• _Given records_

========================

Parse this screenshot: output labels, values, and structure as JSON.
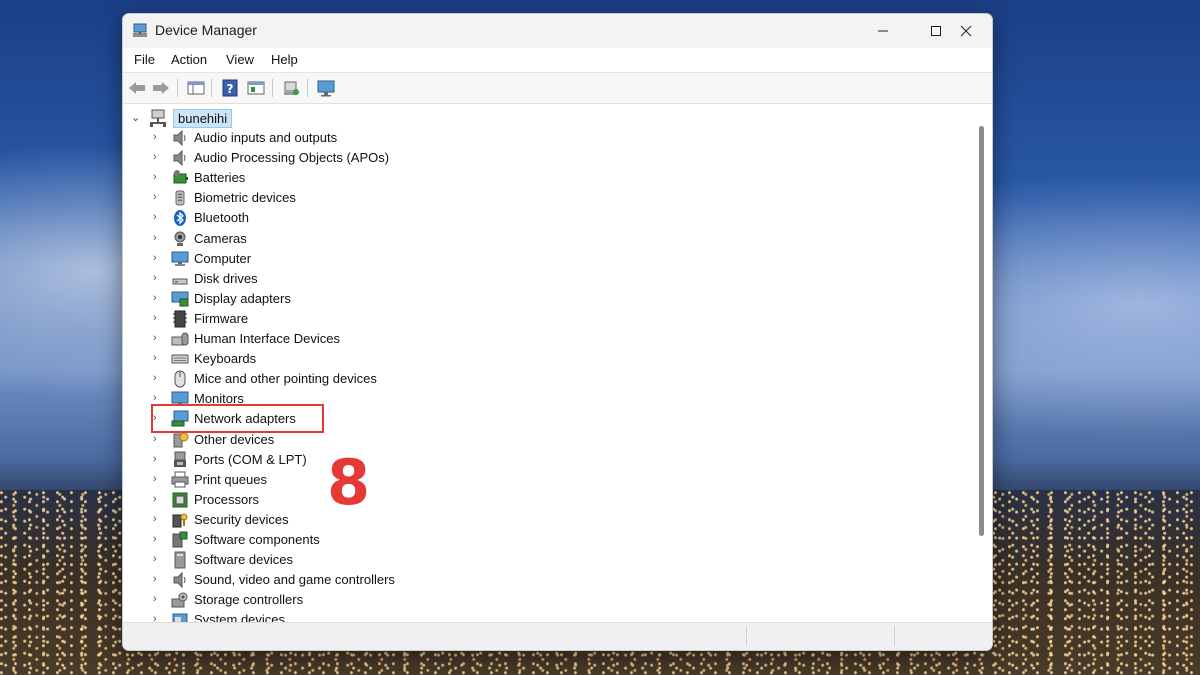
{
  "window": {
    "title": "Device Manager"
  },
  "menu": [
    "File",
    "Action",
    "View",
    "Help"
  ],
  "toolbar": {
    "buttons": [
      "back-arrow-icon",
      "forward-arrow-icon",
      "show-hide-console-tree-icon",
      "help-icon",
      "properties-icon",
      "scan-hardware-changes-icon",
      "monitor-icon"
    ]
  },
  "tree": {
    "root": "bunehihi",
    "categories": [
      {
        "label": "Audio inputs and outputs",
        "icon": "speaker-icon"
      },
      {
        "label": "Audio Processing Objects (APOs)",
        "icon": "speaker-icon"
      },
      {
        "label": "Batteries",
        "icon": "battery-icon"
      },
      {
        "label": "Biometric devices",
        "icon": "biometric-icon"
      },
      {
        "label": "Bluetooth",
        "icon": "bluetooth-icon"
      },
      {
        "label": "Cameras",
        "icon": "camera-icon"
      },
      {
        "label": "Computer",
        "icon": "computer-icon"
      },
      {
        "label": "Disk drives",
        "icon": "disk-drive-icon"
      },
      {
        "label": "Display adapters",
        "icon": "display-adapter-icon"
      },
      {
        "label": "Firmware",
        "icon": "firmware-icon"
      },
      {
        "label": "Human Interface Devices",
        "icon": "hid-icon"
      },
      {
        "label": "Keyboards",
        "icon": "keyboard-icon"
      },
      {
        "label": "Mice and other pointing devices",
        "icon": "mouse-icon"
      },
      {
        "label": "Monitors",
        "icon": "monitor-icon"
      },
      {
        "label": "Network adapters",
        "icon": "network-adapter-icon"
      },
      {
        "label": "Other devices",
        "icon": "other-device-icon"
      },
      {
        "label": "Ports (COM & LPT)",
        "icon": "port-icon"
      },
      {
        "label": "Print queues",
        "icon": "printer-icon"
      },
      {
        "label": "Processors",
        "icon": "processor-icon"
      },
      {
        "label": "Security devices",
        "icon": "security-device-icon"
      },
      {
        "label": "Software components",
        "icon": "software-component-icon"
      },
      {
        "label": "Software devices",
        "icon": "software-device-icon"
      },
      {
        "label": "Sound, video and game controllers",
        "icon": "sound-icon"
      },
      {
        "label": "Storage controllers",
        "icon": "storage-controller-icon"
      },
      {
        "label": "System devices",
        "icon": "system-device-icon"
      }
    ]
  },
  "annotation": {
    "step": "8",
    "highlighted_item": "Network adapters",
    "color": "#e53935"
  }
}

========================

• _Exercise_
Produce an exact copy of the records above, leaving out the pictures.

• _Task output_
Parse this screenshot: output labels, values, and structure as JSON.
{
  "window": {
    "title": "Device Manager"
  },
  "menu": [
    "File",
    "Action",
    "View",
    "Help"
  ],
  "toolbar": {
    "buttons": [
      "back-arrow-icon",
      "forward-arrow-icon",
      "show-hide-console-tree-icon",
      "help-icon",
      "properties-icon",
      "scan-hardware-changes-icon",
      "monitor-icon"
    ]
  },
  "tree": {
    "root": "bunehihi",
    "categories": [
      {
        "label": "Audio inputs and outputs",
        "icon": "speaker-icon"
      },
      {
        "label": "Audio Processing Objects (APOs)",
        "icon": "speaker-icon"
      },
      {
        "label": "Batteries",
        "icon": "battery-icon"
      },
      {
        "label": "Biometric devices",
        "icon": "biometric-icon"
      },
      {
        "label": "Bluetooth",
        "icon": "bluetooth-icon"
      },
      {
        "label": "Cameras",
        "icon": "camera-icon"
      },
      {
        "label": "Computer",
        "icon": "computer-icon"
      },
      {
        "label": "Disk drives",
        "icon": "disk-drive-icon"
      },
      {
        "label": "Display adapters",
        "icon": "display-adapter-icon"
      },
      {
        "label": "Firmware",
        "icon": "firmware-icon"
      },
      {
        "label": "Human Interface Devices",
        "icon": "hid-icon"
      },
      {
        "label": "Keyboards",
        "icon": "keyboard-icon"
      },
      {
        "label": "Mice and other pointing devices",
        "icon": "mouse-icon"
      },
      {
        "label": "Monitors",
        "icon": "monitor-icon"
      },
      {
        "label": "Network adapters",
        "icon": "network-adapter-icon"
      },
      {
        "label": "Other devices",
        "icon": "other-device-icon"
      },
      {
        "label": "Ports (COM & LPT)",
        "icon": "port-icon"
      },
      {
        "label": "Print queues",
        "icon": "printer-icon"
      },
      {
        "label": "Processors",
        "icon": "processor-icon"
      },
      {
        "label": "Security devices",
        "icon": "security-device-icon"
      },
      {
        "label": "Software components",
        "icon": "software-component-icon"
      },
      {
        "label": "Software devices",
        "icon": "software-device-icon"
      },
      {
        "label": "Sound, video and game controllers",
        "icon": "sound-icon"
      },
      {
        "label": "Storage controllers",
        "icon": "storage-controller-icon"
      },
      {
        "label": "System devices",
        "icon": "system-device-icon"
      }
    ]
  },
  "annotation": {
    "step": "8",
    "highlighted_item": "Network adapters",
    "color": "#e53935"
  }
}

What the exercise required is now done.